**TASK BRIEF:** Lines in the data below that contain the word "help" are to be copied.

Collected data entries:
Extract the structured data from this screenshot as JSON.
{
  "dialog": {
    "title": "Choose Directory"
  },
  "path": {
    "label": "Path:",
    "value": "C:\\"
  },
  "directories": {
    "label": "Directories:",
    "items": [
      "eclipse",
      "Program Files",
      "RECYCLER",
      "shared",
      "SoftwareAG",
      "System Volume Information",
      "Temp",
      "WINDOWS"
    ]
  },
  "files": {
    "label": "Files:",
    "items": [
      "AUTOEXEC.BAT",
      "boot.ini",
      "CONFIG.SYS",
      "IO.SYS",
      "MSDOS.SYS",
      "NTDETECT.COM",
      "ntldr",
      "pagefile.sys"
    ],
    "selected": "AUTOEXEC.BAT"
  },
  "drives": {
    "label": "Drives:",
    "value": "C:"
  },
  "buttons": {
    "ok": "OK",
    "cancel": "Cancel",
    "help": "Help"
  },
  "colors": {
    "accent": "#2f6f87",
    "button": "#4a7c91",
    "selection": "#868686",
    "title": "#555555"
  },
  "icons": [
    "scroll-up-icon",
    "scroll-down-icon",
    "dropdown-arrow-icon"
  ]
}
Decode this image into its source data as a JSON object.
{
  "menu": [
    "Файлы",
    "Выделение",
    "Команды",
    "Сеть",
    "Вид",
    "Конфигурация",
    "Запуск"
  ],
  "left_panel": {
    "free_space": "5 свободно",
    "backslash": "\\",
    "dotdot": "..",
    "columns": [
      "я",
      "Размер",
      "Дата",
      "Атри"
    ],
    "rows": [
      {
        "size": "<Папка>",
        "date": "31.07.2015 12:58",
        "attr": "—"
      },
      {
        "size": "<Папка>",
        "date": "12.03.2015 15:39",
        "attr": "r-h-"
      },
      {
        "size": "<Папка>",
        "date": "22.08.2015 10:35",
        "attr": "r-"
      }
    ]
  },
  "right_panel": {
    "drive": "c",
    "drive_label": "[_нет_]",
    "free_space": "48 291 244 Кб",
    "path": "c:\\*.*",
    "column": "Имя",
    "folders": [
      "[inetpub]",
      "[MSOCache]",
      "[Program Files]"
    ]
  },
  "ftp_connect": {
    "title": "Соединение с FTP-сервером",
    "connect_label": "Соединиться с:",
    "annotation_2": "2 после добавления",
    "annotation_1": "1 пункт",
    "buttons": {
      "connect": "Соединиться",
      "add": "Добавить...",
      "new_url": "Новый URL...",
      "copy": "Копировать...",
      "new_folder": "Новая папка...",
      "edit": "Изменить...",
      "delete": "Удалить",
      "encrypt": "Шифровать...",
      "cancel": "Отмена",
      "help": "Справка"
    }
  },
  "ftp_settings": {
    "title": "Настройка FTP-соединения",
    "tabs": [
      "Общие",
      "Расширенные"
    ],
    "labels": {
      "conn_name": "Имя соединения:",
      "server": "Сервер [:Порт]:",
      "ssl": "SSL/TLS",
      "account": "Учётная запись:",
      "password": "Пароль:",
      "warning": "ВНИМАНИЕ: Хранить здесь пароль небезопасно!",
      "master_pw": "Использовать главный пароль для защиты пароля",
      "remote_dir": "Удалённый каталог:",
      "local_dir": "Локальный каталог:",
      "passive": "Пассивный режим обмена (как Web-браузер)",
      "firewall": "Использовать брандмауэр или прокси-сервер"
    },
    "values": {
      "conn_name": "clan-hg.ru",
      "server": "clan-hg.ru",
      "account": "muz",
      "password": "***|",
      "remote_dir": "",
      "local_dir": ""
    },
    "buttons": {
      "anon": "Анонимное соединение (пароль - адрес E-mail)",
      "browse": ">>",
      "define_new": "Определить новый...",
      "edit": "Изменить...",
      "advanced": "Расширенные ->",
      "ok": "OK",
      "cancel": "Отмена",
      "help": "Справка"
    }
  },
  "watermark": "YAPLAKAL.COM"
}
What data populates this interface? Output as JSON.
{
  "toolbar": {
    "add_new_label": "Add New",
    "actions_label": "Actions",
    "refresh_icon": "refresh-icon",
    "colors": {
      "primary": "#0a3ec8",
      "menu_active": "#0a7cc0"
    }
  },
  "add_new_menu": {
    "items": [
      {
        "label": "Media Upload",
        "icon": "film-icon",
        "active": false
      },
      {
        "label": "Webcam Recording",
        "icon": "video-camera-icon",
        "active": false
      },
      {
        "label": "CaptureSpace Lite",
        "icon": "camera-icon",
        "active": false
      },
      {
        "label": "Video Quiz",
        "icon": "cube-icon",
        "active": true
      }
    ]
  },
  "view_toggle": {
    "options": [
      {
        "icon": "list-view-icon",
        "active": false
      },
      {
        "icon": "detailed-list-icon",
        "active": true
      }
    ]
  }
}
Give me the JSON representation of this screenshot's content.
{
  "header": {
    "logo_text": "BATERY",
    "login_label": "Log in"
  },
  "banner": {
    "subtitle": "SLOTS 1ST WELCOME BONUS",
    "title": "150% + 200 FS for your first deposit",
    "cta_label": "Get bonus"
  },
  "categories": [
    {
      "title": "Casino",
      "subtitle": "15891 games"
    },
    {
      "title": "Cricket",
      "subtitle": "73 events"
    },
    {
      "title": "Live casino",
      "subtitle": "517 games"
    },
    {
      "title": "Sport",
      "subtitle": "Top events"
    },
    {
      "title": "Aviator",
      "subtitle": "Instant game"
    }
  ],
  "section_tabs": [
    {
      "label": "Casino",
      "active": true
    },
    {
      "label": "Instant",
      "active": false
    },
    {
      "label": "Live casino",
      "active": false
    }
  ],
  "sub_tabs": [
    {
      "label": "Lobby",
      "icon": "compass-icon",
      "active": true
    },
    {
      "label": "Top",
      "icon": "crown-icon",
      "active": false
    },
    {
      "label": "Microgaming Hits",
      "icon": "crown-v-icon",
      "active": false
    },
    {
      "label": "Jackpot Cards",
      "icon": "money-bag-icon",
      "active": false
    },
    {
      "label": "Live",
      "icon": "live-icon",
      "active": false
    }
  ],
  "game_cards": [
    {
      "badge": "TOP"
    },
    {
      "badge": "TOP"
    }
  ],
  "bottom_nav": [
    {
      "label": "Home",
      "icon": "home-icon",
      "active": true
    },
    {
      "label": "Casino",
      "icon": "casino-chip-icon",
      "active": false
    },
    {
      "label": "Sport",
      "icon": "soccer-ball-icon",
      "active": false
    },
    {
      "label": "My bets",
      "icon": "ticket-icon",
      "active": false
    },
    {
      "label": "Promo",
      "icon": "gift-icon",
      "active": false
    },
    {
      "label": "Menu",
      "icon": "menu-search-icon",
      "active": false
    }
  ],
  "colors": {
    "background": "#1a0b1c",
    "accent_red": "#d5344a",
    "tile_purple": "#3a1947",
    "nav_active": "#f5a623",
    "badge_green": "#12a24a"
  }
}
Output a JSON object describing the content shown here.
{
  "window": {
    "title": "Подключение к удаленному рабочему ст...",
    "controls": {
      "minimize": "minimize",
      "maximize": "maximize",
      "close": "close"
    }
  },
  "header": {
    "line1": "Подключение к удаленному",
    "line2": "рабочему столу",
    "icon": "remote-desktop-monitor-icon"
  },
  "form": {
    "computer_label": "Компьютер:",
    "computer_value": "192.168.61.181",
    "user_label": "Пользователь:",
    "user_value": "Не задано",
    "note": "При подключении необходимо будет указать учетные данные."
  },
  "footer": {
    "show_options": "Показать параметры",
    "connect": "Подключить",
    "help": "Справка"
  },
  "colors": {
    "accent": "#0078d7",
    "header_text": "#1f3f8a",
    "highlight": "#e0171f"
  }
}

**YOUR RESPONSE:**
    "help": "Help"
      "help": "Справка"
      "help": "Справка"
    "help": "Справка"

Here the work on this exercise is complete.